Entries from a dataset of interfaces:

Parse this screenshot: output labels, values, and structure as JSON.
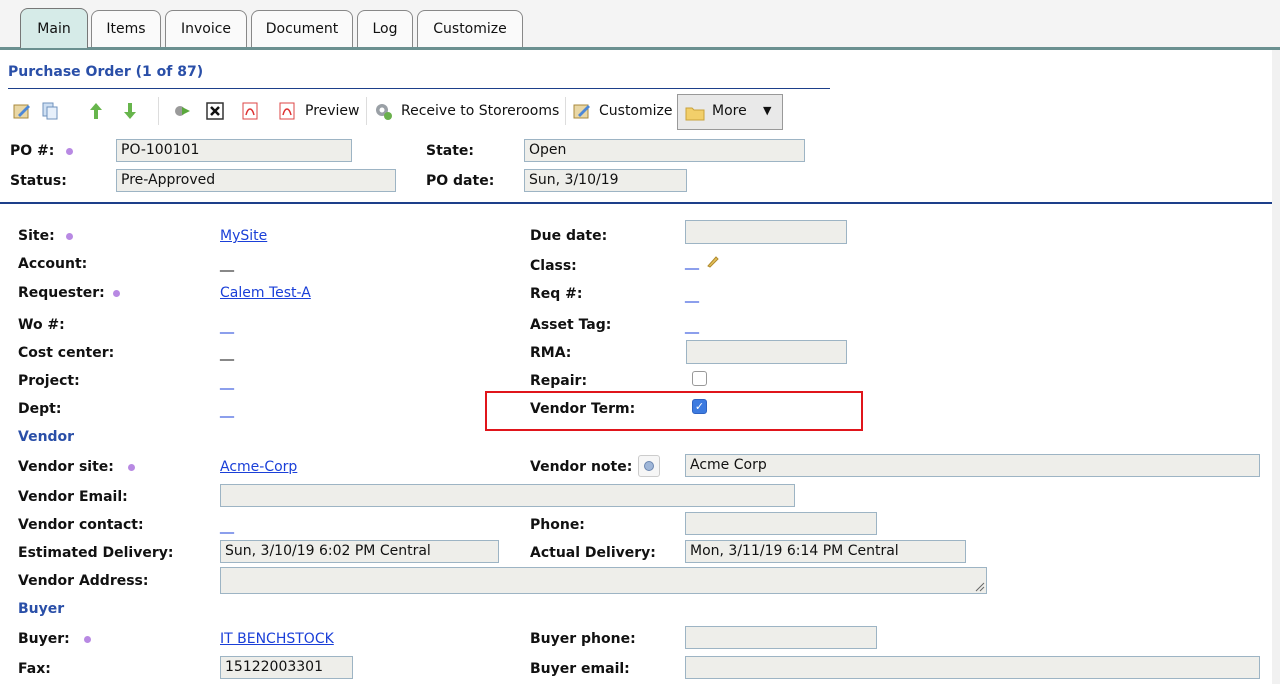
{
  "tabs": [
    "Main",
    "Items",
    "Invoice",
    "Document",
    "Log",
    "Customize"
  ],
  "header": {
    "title": "Purchase Order (1 of 87)"
  },
  "toolbar": {
    "preview": "Preview",
    "receive": "Receive to Storerooms",
    "customize": "Customize",
    "more": "More"
  },
  "summary": {
    "po_label": "PO #:",
    "po_value": "PO-100101",
    "state_label": "State:",
    "state_value": "Open",
    "status_label": "Status:",
    "status_value": "Pre-Approved",
    "po_date_label": "PO date:",
    "po_date_value": "Sun, 3/10/19"
  },
  "main": {
    "site_label": "Site:",
    "site_value": "MySite",
    "account_label": "Account:",
    "requester_label": "Requester:",
    "requester_value": "Calem Test-A",
    "wo_label": "Wo #:",
    "cost_center_label": "Cost center:",
    "project_label": "Project:",
    "dept_label": "Dept:",
    "due_date_label": "Due date:",
    "class_label": "Class:",
    "req_label": "Req #:",
    "asset_tag_label": "Asset Tag:",
    "rma_label": "RMA:",
    "repair_label": "Repair:",
    "vendor_term_label": "Vendor Term:",
    "empty_dash": "__"
  },
  "vendor": {
    "section": "Vendor",
    "site_label": "Vendor site:",
    "site_value": "Acme-Corp",
    "note_label": "Vendor note:",
    "note_value": "Acme Corp",
    "email_label": "Vendor Email:",
    "contact_label": "Vendor contact:",
    "phone_label": "Phone:",
    "est_label": "Estimated Delivery:",
    "est_value": "Sun, 3/10/19 6:02 PM Central",
    "actual_label": "Actual Delivery:",
    "actual_value": "Mon, 3/11/19 6:14 PM Central",
    "address_label": "Vendor Address:"
  },
  "buyer": {
    "section": "Buyer",
    "buyer_label": "Buyer:",
    "buyer_value": "IT BENCHSTOCK",
    "phone_label": "Buyer phone:",
    "fax_label": "Fax:",
    "fax_value": "15122003301",
    "email_label": "Buyer email:"
  },
  "colors": {
    "accent": "#2a4fa8",
    "link": "#1a3fd8",
    "highlight": "#e0151b"
  }
}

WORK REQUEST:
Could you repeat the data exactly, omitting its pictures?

RESPONSE:
Parse this screenshot: output labels, values, and structure as JSON.
{
  "tabs": [
    "Main",
    "Items",
    "Invoice",
    "Document",
    "Log",
    "Customize"
  ],
  "header": {
    "title": "Purchase Order (1 of 87)"
  },
  "toolbar": {
    "preview": "Preview",
    "receive": "Receive to Storerooms",
    "customize": "Customize",
    "more": "More"
  },
  "summary": {
    "po_label": "PO #:",
    "po_value": "PO-100101",
    "state_label": "State:",
    "state_value": "Open",
    "status_label": "Status:",
    "status_value": "Pre-Approved",
    "po_date_label": "PO date:",
    "po_date_value": "Sun, 3/10/19"
  },
  "main": {
    "site_label": "Site:",
    "site_value": "MySite",
    "account_label": "Account:",
    "requester_label": "Requester:",
    "requester_value": "Calem Test-A",
    "wo_label": "Wo #:",
    "cost_center_label": "Cost center:",
    "project_label": "Project:",
    "dept_label": "Dept:",
    "due_date_label": "Due date:",
    "class_label": "Class:",
    "req_label": "Req #:",
    "asset_tag_label": "Asset Tag:",
    "rma_label": "RMA:",
    "repair_label": "Repair:",
    "vendor_term_label": "Vendor Term:",
    "empty_dash": "__"
  },
  "vendor": {
    "section": "Vendor",
    "site_label": "Vendor site:",
    "site_value": "Acme-Corp",
    "note_label": "Vendor note:",
    "note_value": "Acme Corp",
    "email_label": "Vendor Email:",
    "contact_label": "Vendor contact:",
    "phone_label": "Phone:",
    "est_label": "Estimated Delivery:",
    "est_value": "Sun, 3/10/19 6:02 PM Central",
    "actual_label": "Actual Delivery:",
    "actual_value": "Mon, 3/11/19 6:14 PM Central",
    "address_label": "Vendor Address:"
  },
  "buyer": {
    "section": "Buyer",
    "buyer_label": "Buyer:",
    "buyer_value": "IT BENCHSTOCK",
    "phone_label": "Buyer phone:",
    "fax_label": "Fax:",
    "fax_value": "15122003301",
    "email_label": "Buyer email:"
  },
  "colors": {
    "accent": "#2a4fa8",
    "link": "#1a3fd8",
    "highlight": "#e0151b"
  }
}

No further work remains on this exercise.